Solution Lifecycle Thinking
Does it cost more to implement with the iSeries? Sometimes. Though IBM has done a reasonable job of lowering the costs for standard packaged solutions, iSeries solutions do, in fact, tend to cost more. Sometimes they cost a whole bunch more.
However, should the standard be based merely upon how much it costs to deliver the solution without evaluating how long the solution is to be used over time? If the solution is to be a real infrastructural addition--something that will support the business over the long haul--is your management placing a value on its longevity? On Wintel and UNIX boxes, the cost-to-benefit ratio of application software may be small, but the proven life-cycle of the applications are usually only three or four years. On the iSeries, however, the application solutions--solutions that have been designed for long-term use by iSeries customers--have often proven to be successful for a decade or more. Furthermore, each iSeries solution usually has a real track record over time, proving IBM's contention that the iSeries delivers the best ROI at the lowest total cost of ownership.
So what does this prove? Application software does, in fact, rot! But real infrastructural solutions should not. They should offer a basis upon which the company can build for the future. And that's where the iSeries offers real proven value to your organization.
Changing Management's Perspective
What I'm aiming at is that "making sense" to management sometimes goes against the wisdom they've received from industry pundits about what is a good IT business decision. In some managers' minds the iSeries is obsolete.

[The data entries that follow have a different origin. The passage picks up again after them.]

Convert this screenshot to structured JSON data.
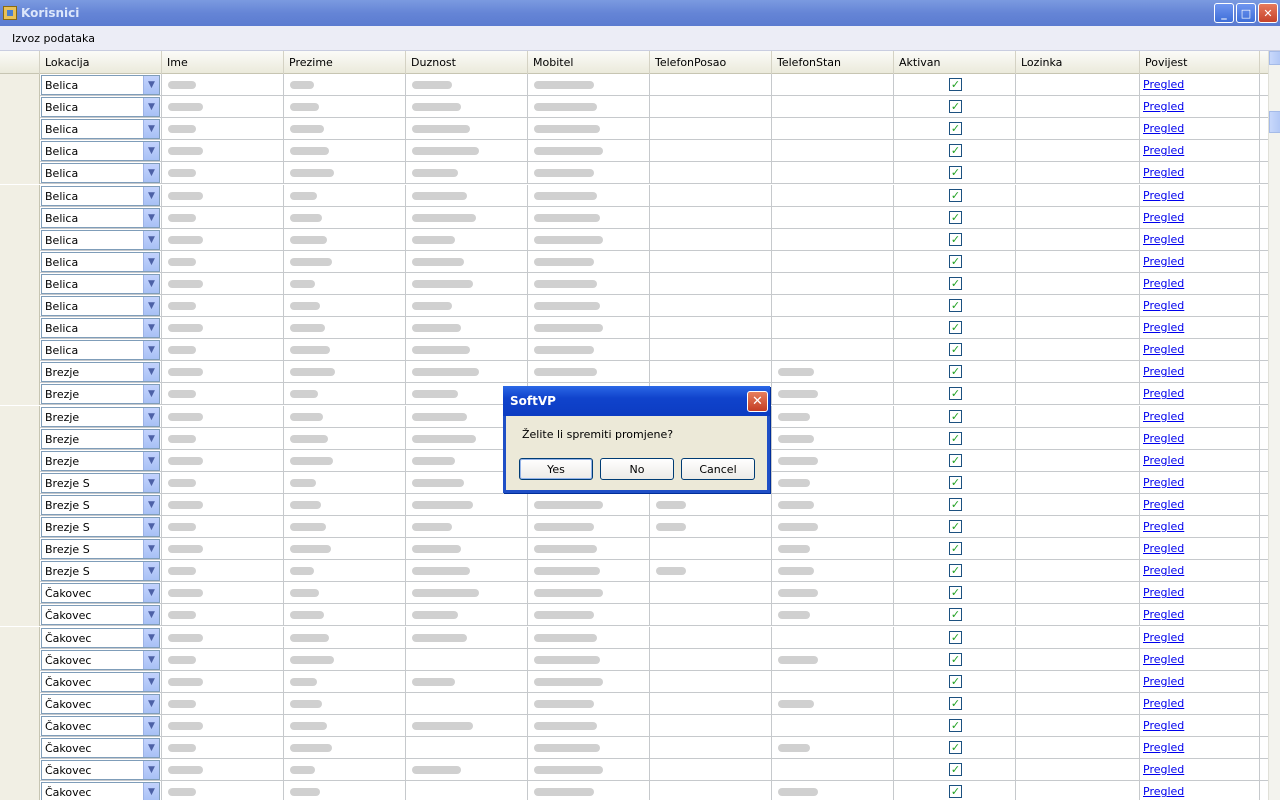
{
  "window": {
    "title": "Korisnici"
  },
  "menu": {
    "items": [
      "Izvoz podataka"
    ]
  },
  "grid": {
    "columns": [
      "Lokacija",
      "Ime",
      "Prezime",
      "Duznost",
      "Mobitel",
      "TelefonPosao",
      "TelefonStan",
      "Aktivan",
      "Lozinka",
      "Povijest"
    ],
    "link_label": "Pregled",
    "checkmark": "✓",
    "rows": [
      {
        "lokacija": "Belica",
        "aktivan": true
      },
      {
        "lokacija": "Belica",
        "aktivan": true
      },
      {
        "lokacija": "Belica",
        "aktivan": true
      },
      {
        "lokacija": "Belica",
        "aktivan": true
      },
      {
        "lokacija": "Belica",
        "aktivan": true
      },
      {
        "lokacija": "Belica",
        "aktivan": true
      },
      {
        "lokacija": "Belica",
        "aktivan": true
      },
      {
        "lokacija": "Belica",
        "aktivan": true
      },
      {
        "lokacija": "Belica",
        "aktivan": true
      },
      {
        "lokacija": "Belica",
        "aktivan": true
      },
      {
        "lokacija": "Belica",
        "aktivan": true
      },
      {
        "lokacija": "Belica",
        "aktivan": true
      },
      {
        "lokacija": "Belica",
        "aktivan": true
      },
      {
        "lokacija": "Brezje",
        "aktivan": true
      },
      {
        "lokacija": "Brezje",
        "aktivan": true
      },
      {
        "lokacija": "Brezje",
        "aktivan": true
      },
      {
        "lokacija": "Brezje",
        "aktivan": true
      },
      {
        "lokacija": "Brezje",
        "aktivan": true
      },
      {
        "lokacija": "Brezje S",
        "aktivan": true
      },
      {
        "lokacija": "Brezje S",
        "aktivan": true
      },
      {
        "lokacija": "Brezje S",
        "aktivan": true
      },
      {
        "lokacija": "Brezje S",
        "aktivan": true
      },
      {
        "lokacija": "Brezje S",
        "aktivan": true
      },
      {
        "lokacija": "Čakovec",
        "aktivan": true
      },
      {
        "lokacija": "Čakovec",
        "aktivan": true
      },
      {
        "lokacija": "Čakovec",
        "aktivan": true
      },
      {
        "lokacija": "Čakovec",
        "aktivan": true
      },
      {
        "lokacija": "Čakovec",
        "aktivan": true
      },
      {
        "lokacija": "Čakovec",
        "aktivan": true
      },
      {
        "lokacija": "Čakovec",
        "aktivan": true
      },
      {
        "lokacija": "Čakovec",
        "aktivan": true
      },
      {
        "lokacija": "Čakovec",
        "aktivan": true
      },
      {
        "lokacija": "Čakovec",
        "aktivan": true
      }
    ]
  },
  "dialog": {
    "title": "SoftVP",
    "message": "Želite li spremiti promjene?",
    "buttons": [
      "Yes",
      "No",
      "Cancel"
    ],
    "close_glyph": "✕"
  },
  "icons": {
    "window_controls": [
      "minimize-icon",
      "maximize-icon",
      "close-icon"
    ],
    "dropdown": "chevron-down-icon"
  }
}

It's WP 5.0. To get them to understand what makes real business sense, you've got to go beyond selling applications and connect with them by selling long-term "solutions." So, sometimes selling an iSeries to managment requires more than just making sense.
Choose Your Battles
Don't get me wrong! I'm not proposing that every solution your team builds should go on the iSeries. In fact, selecting a solution based merely upon some ability to run on an iSeries is perhaps the furthest thing from my mind. After all, when one considers that your organization can run Windows, UNIX, and Linux applications on an iSeries--as well as native OS/400 application software--what would be the point?
What I am suggesting is that there is a legitimate space in your management's IT strategy for using the iSeries, and that profile is defined by long-term business goals and serious infrastructural information needs. It's a profile that identifies "growth" as an operative word, "stable" as a critical parameter, and "robust" as a descriptive adjective.
Given that the iSeries fits that profile perfectly--and has the track record to prove it--you should be able to choose your management battles wisely and win more than your fair share of projects for your iSeries installation.